Today’s Tuesday Reading, Gratitude, is a reflection written earlier this year by Jaime Thompson. Jaime supports IT in the College of Science and Engineering at the University of Minnesota and is a participant in the Emerging Leaders Program (ELP) there.
Last week I was attracted to a short piece  on networking by Marc Thompson. Thompson is an author, leadership coach, and investor. The article’s title, “Why Jeff Bezos, Tony Hsieh and Al Gore Told Me to Stop Networking,” was what caught my eye.
For the past three weeks, the Tuesday Readings have focused on one or another facet of employee engagement. Today, we shift the focus a bit and turn our attention to “Employee Morale.” Our author is Vi Bergquist, CIO at St Cloud Technical & community college. Vi’s essay was a recent weekly reflection in one of the Leaders Program cycles.
The past two Tuesday Readings have focused on employee engagement, first, on February 10, 2015, focusing on what employee engagement is and then on February 17, turning to a set of five expectations that employees have of their supervisors. The data shows that if these expectations are met, engagement will increase. And, that’s a good thing.
Last week’s Tuesday Reading, “Employee Engagement – What?” focused on what employee engagement is. According to Kevin Kruse in Employee Engagement 2.0, “Employee engagement is the emotional commitment the employee has to the organization and its goals. This emotional commitment means engaged employees actually care about their work and their company. They don’t work just for a paycheck or just for that next promotion, but on behalf of the organization’s goals."
The Tuesday Reading today is “3 Underappreciated IT Leadership Skills?”, a commentary appearing this past July in Information Week. The essay’s authors are Whitney Hischier and Rajiv Ball, lecturers at the UC Berkeley Haas School of Business where they teach the Business Leadership for IT Professionals program.

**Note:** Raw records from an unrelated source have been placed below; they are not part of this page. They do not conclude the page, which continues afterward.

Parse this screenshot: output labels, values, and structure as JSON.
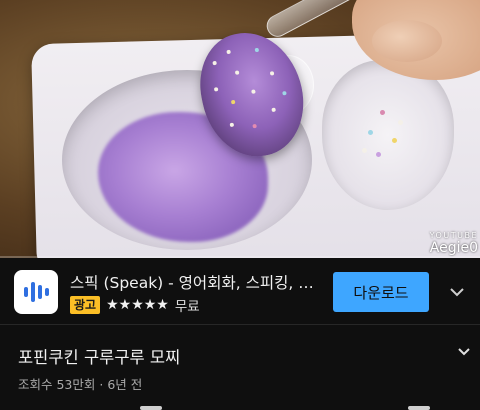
{
  "video": {
    "watermark_top": "YOUTUBE",
    "watermark_name": "Aegie0",
    "progress_fraction": 0.0
  },
  "ad": {
    "app_title": "스픽 (Speak) - 영어회화, 스피킹, 발음",
    "badge": "광고",
    "rating_stars": 5,
    "stars_text": "★★★★★",
    "price": "무료",
    "cta_label": "다운로드",
    "icon": "speak-app-icon",
    "accent_color": "#3ea6ff",
    "badge_color": "#fcbf26"
  },
  "info": {
    "title": "포핀쿠킨 구루구루 모찌",
    "views": "조회수 53만회",
    "separator": "·",
    "age": "6년 전"
  },
  "icons": {
    "ad_expand": "chevron-down-icon",
    "title_expand": "chevron-down-icon"
  }
}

Today’s Tuesday Reading is actually a Marshall Goldsmith video “Leadership is a Contact Sport”.
In this video Goldsmith teaches a very straightforward model for development as a leader or as a team member. It has eight steps:
1. Ask. Create a habit of asking people important questions – how could I have done a better job on my last project? How could I lead my team better? How could I have better supported you? You get the idea.

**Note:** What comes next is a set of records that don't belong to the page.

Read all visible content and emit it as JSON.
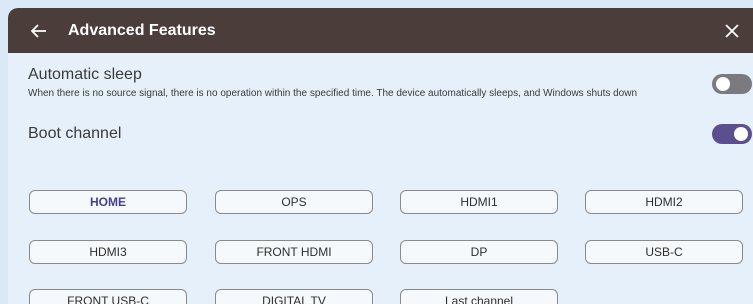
{
  "header": {
    "title": "Advanced Features"
  },
  "auto_sleep": {
    "title": "Automatic sleep",
    "description": "When there is no source signal, there is no operation within the specified time. The device automatically sleeps, and Windows shuts down",
    "enabled": false
  },
  "boot_channel": {
    "title": "Boot channel",
    "enabled": true,
    "selected": "HOME",
    "channels": [
      "HOME",
      "OPS",
      "HDMI1",
      "HDMI2",
      "HDMI3",
      "FRONT HDMI",
      "DP",
      "USB-C",
      "FRONT USB-C",
      "DIGITAL TV",
      "Last channel"
    ]
  },
  "colors": {
    "header_bg": "#4a3d3a",
    "accent": "#5b4f8f",
    "panel_bg": "#e6f0fa"
  }
}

We all encounter tough conversations almost daily. Today’s Tuesday Reading, How to Override Your Default Reactions in Tough Moments, provides some oft-needed help. The essay is by Lee Newman, Dean of Innovation and Behavior and a professor of Behavioral Science and Leadership at IE Business School in Madrid, and appeared earlier this year on the HBR Blog Network.